Downtown Rochester fell on hard times after years of disinvestment, suburban flight and the after-effects of urban renewal efforts.
On top of these national-level trends, Rochester’s downtown was heavily reliant on three gargantuan office users: Kodak, Xerox and Bausch & Lomb. History was not kind to any of the three anchors: Kodak went through bankruptcy during the Great Recession, Xerox moved its headquarters to Connecticut, and Bausch & Lomb moved its headquarters to New Jersey. The end result was massive amounts of unused office space downtown and elsewhere in the City. Today, however, the future is bright for the city’s downtown as waves of new investment land in the various underutilized and repurposed buildings in the core.
The most striking statistic is the growth in downtown residents. Just since the recession, the downtown core population has risen from roughly 4,500 in 2009 to roughly 6,500 (44%!) today. Furthermore, based on new units coming online, the population is expected to increase a further 40% to over 9,000 by 2018! Therefore, we would anticipate the downtown population to have doubled in 10 years. In stark contrast, the City’s overall population has been in constant decline from the 1960’s, falling from 318,000 to 210,000 people. If fact, the leveling off of the City’s population decline (2010-2015 saw only a 0.4% decline) can be attributed entirely to the renaissance of the downtown.
How has this happened? Mostly by conversion of mammoth office buildings into top-notch mixed use projects with a heavy reliance on residential reuses. As noted by the Rochester Downtown Development Corporation (RDDC), “35 downtown buildings have been converted from under-performing commercial uses to trendy lofts and apartments.” (Source: Downtown Housing Market Report, December 2015) And yet, the vacancy rate for downtown apartments is just a hair over 2%! With vacancy rates so low, it is no surprise that RDDC is “tracking $857 million in downtown development projects” in 2016 and beyond.

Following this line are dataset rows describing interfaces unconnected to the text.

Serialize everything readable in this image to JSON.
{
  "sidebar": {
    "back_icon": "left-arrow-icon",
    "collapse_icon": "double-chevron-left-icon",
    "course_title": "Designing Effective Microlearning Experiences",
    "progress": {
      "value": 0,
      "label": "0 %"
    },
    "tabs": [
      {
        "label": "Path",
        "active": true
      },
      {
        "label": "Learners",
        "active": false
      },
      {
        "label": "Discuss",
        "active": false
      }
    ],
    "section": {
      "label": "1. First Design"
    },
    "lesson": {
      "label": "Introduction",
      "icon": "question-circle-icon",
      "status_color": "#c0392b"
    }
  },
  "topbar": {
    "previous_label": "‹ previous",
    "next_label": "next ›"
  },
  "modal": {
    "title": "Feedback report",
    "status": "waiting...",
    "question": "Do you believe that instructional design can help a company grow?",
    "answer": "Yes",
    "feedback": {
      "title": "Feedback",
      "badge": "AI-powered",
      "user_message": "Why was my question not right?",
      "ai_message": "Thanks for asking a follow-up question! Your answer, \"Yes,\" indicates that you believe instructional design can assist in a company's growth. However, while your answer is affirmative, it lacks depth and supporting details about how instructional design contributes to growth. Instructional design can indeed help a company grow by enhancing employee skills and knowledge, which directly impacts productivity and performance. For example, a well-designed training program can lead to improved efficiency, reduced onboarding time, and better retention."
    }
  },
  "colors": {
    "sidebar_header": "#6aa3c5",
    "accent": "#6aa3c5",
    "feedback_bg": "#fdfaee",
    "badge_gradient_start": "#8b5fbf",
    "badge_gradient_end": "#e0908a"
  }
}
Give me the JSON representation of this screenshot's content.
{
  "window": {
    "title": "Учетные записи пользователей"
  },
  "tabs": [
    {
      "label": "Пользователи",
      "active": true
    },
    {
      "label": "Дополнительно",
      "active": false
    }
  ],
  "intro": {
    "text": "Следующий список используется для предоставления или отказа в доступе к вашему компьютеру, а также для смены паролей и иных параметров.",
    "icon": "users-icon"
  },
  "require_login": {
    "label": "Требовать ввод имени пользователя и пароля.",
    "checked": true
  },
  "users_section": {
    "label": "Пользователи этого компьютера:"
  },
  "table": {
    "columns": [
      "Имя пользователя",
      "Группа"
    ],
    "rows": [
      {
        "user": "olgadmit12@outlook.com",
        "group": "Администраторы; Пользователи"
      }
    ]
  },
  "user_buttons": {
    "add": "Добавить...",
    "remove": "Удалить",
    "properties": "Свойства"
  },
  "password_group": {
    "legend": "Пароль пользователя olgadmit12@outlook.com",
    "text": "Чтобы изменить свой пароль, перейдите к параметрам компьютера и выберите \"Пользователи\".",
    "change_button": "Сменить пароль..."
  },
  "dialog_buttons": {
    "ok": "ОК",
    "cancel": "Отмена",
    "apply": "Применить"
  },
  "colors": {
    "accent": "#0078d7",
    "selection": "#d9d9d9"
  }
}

One great example is the reuse of the old Midtown Plaza, previous home to eight office buildings, an indoor shopping mall, Greyhound/Trailways bus station, and three levels of underground parking. A portion of the plaza was redeveloped for use by Windstream, bringing with it 350 employees previously located in the suburbs. More recently, the remainder of Midtown Plaza was transformed into the spectacular Tower280, a high-end luxury apartment complex of 181 units with ground floor retail and a large second floor office recently occupied by Camoin’s long standing partner Bergmann Associates. This did not happen on its own, but rather required the state to invest $55 million, along with $20 million from the City of Rochester. The City took the lead by creating a master plan for the site and working with developers to make the project a reality, working from 2007 to today to see this major project through to completion.